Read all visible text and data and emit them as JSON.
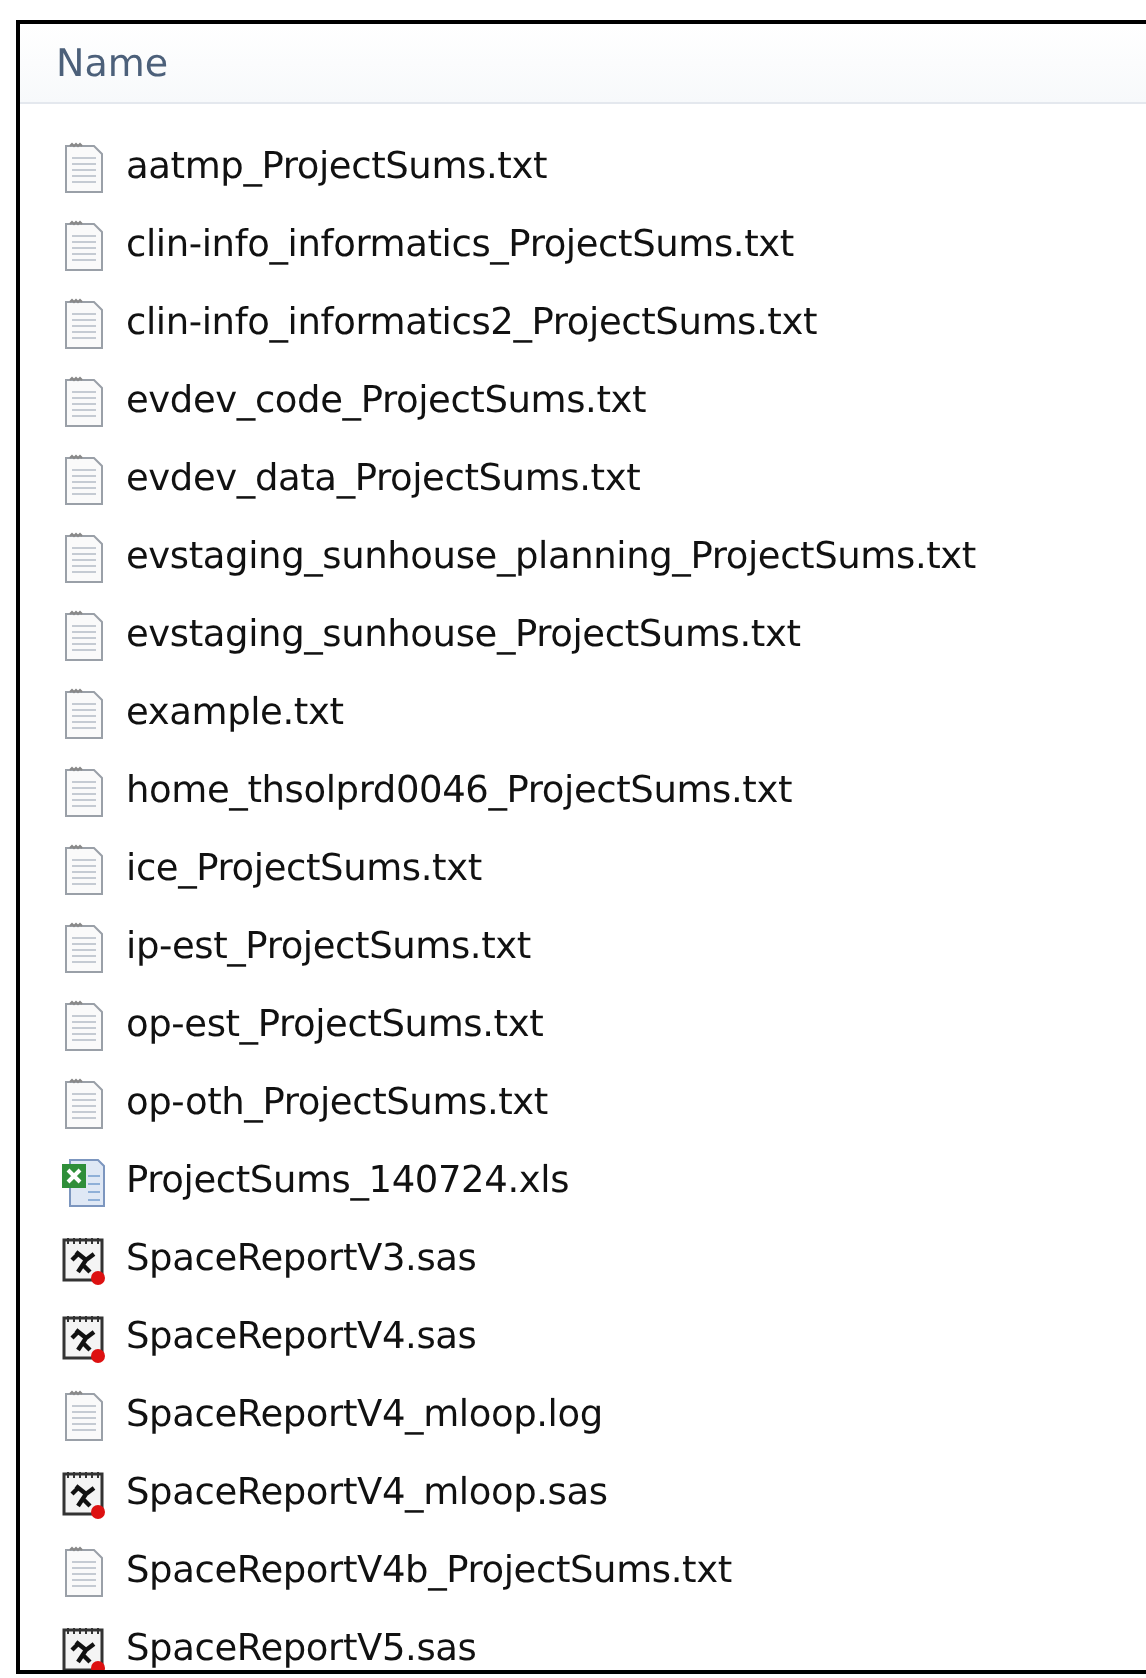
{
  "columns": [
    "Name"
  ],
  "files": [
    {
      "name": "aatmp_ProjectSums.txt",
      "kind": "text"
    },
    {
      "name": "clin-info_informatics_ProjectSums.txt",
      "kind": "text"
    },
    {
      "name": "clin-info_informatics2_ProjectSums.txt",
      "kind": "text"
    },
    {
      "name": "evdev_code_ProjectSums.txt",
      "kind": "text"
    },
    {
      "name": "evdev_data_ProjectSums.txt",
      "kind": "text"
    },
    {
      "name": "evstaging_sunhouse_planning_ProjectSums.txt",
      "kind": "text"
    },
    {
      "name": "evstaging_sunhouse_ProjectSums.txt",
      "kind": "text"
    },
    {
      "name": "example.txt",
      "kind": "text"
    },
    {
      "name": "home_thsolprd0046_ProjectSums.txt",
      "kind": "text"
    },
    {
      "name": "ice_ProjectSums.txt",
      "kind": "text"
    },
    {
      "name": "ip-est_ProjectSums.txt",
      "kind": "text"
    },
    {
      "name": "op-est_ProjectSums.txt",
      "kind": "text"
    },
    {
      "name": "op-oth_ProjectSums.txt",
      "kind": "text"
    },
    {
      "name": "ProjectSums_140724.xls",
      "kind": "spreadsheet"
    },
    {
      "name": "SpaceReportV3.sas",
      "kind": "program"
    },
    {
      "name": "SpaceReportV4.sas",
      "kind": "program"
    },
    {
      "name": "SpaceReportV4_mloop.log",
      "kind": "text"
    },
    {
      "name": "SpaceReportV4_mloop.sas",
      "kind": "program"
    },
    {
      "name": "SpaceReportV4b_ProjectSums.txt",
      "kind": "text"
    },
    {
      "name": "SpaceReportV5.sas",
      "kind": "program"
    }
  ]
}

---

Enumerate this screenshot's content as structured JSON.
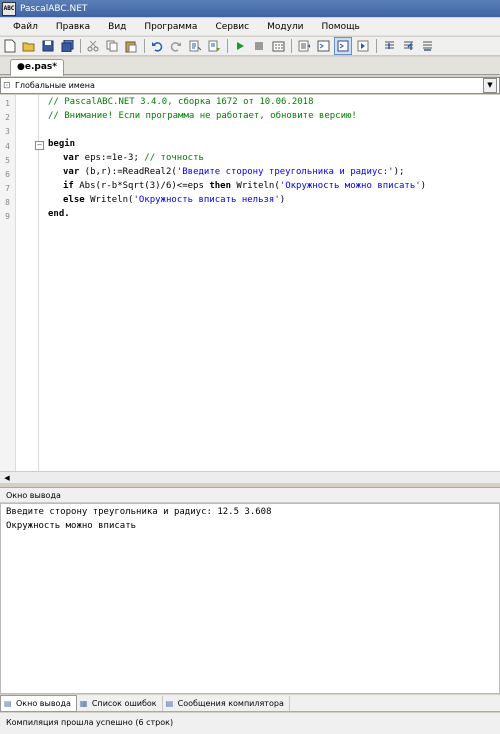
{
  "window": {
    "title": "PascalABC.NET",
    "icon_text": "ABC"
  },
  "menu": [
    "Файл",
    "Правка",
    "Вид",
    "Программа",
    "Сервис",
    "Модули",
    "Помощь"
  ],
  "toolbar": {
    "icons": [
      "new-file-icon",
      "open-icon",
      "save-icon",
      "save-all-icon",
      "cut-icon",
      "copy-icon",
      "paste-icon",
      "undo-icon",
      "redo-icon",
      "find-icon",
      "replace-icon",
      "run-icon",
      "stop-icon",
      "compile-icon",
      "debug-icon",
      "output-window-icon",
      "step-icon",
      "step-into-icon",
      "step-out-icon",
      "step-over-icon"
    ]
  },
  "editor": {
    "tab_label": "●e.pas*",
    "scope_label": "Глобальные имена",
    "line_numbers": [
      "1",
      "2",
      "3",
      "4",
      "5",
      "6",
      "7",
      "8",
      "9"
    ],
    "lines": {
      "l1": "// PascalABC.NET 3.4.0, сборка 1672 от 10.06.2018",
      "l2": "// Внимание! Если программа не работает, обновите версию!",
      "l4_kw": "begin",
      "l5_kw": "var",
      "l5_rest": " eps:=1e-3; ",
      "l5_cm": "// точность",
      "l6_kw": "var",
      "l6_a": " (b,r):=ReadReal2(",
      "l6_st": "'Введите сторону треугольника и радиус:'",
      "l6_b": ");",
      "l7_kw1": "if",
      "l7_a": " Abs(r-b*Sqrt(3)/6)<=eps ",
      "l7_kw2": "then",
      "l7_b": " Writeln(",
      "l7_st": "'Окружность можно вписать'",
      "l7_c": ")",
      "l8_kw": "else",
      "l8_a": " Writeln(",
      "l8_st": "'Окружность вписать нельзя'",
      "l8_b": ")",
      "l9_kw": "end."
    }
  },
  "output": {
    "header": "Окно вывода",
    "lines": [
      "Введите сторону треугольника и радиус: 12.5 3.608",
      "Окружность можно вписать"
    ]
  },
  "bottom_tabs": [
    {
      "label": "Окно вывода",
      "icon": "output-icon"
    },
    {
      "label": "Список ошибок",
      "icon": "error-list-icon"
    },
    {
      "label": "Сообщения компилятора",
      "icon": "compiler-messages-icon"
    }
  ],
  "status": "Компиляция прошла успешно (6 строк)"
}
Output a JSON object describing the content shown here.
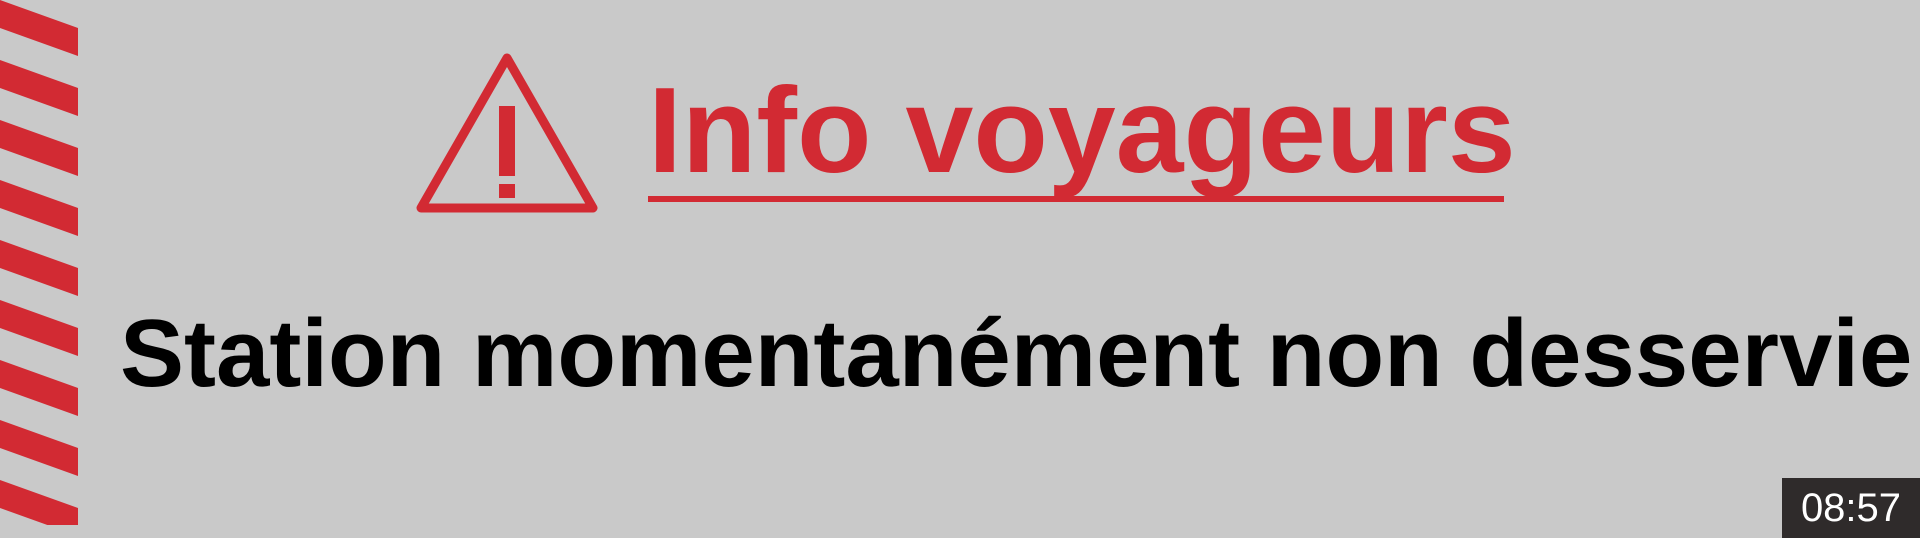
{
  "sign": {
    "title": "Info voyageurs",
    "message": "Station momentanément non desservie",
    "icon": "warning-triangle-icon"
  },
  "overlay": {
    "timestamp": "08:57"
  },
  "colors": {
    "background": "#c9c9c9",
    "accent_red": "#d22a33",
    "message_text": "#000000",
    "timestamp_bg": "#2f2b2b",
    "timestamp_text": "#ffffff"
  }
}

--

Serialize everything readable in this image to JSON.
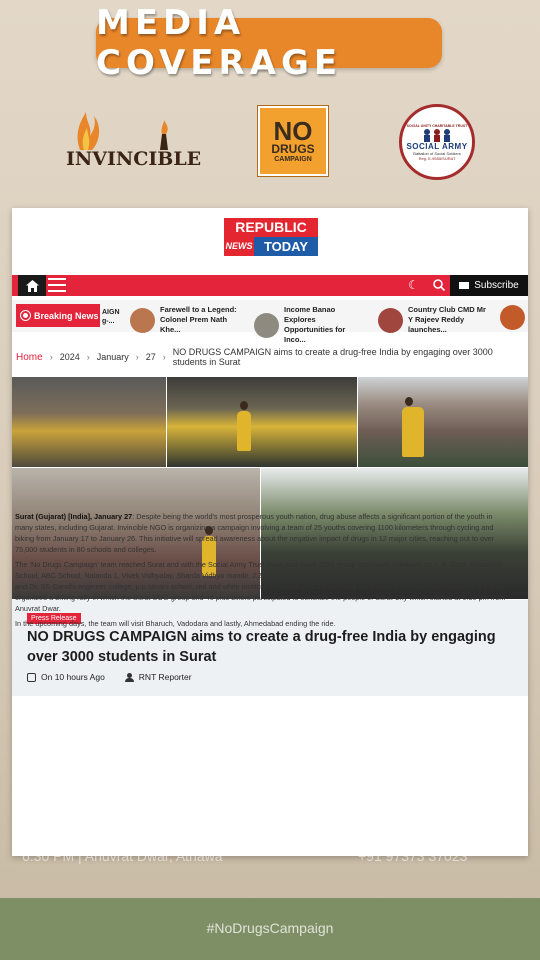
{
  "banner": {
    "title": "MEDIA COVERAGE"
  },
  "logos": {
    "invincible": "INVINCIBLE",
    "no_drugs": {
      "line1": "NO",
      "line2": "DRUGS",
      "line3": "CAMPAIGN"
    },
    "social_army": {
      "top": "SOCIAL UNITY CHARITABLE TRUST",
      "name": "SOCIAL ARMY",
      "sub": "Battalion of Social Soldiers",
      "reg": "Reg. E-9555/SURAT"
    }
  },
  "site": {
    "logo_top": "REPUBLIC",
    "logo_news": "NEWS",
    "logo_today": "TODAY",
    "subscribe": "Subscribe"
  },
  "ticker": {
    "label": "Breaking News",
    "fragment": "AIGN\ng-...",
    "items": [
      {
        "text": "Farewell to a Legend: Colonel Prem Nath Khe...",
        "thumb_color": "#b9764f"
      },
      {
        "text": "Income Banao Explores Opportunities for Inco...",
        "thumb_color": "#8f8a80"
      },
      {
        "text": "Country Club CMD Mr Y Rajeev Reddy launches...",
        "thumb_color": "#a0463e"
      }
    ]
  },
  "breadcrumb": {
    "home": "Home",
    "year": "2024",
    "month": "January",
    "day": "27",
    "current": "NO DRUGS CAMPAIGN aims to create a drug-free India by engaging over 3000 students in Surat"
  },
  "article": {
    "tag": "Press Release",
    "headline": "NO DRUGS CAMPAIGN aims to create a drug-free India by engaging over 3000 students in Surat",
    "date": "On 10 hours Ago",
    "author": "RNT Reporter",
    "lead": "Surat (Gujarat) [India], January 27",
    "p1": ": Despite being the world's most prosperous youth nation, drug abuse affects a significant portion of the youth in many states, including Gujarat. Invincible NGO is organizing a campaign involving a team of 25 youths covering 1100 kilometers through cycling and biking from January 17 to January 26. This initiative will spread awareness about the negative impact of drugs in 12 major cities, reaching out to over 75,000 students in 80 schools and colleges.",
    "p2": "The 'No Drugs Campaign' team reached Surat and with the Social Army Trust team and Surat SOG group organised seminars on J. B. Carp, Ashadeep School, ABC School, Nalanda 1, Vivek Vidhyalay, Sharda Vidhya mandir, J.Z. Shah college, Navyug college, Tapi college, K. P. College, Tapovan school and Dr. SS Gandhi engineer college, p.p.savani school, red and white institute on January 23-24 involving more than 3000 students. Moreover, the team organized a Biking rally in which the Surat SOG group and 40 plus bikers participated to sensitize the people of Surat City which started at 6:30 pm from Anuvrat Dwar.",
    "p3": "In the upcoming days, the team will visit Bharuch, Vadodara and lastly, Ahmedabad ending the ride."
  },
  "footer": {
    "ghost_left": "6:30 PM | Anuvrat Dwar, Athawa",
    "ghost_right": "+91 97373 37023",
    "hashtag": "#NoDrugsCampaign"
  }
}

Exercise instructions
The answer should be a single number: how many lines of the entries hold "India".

Solution for this task
3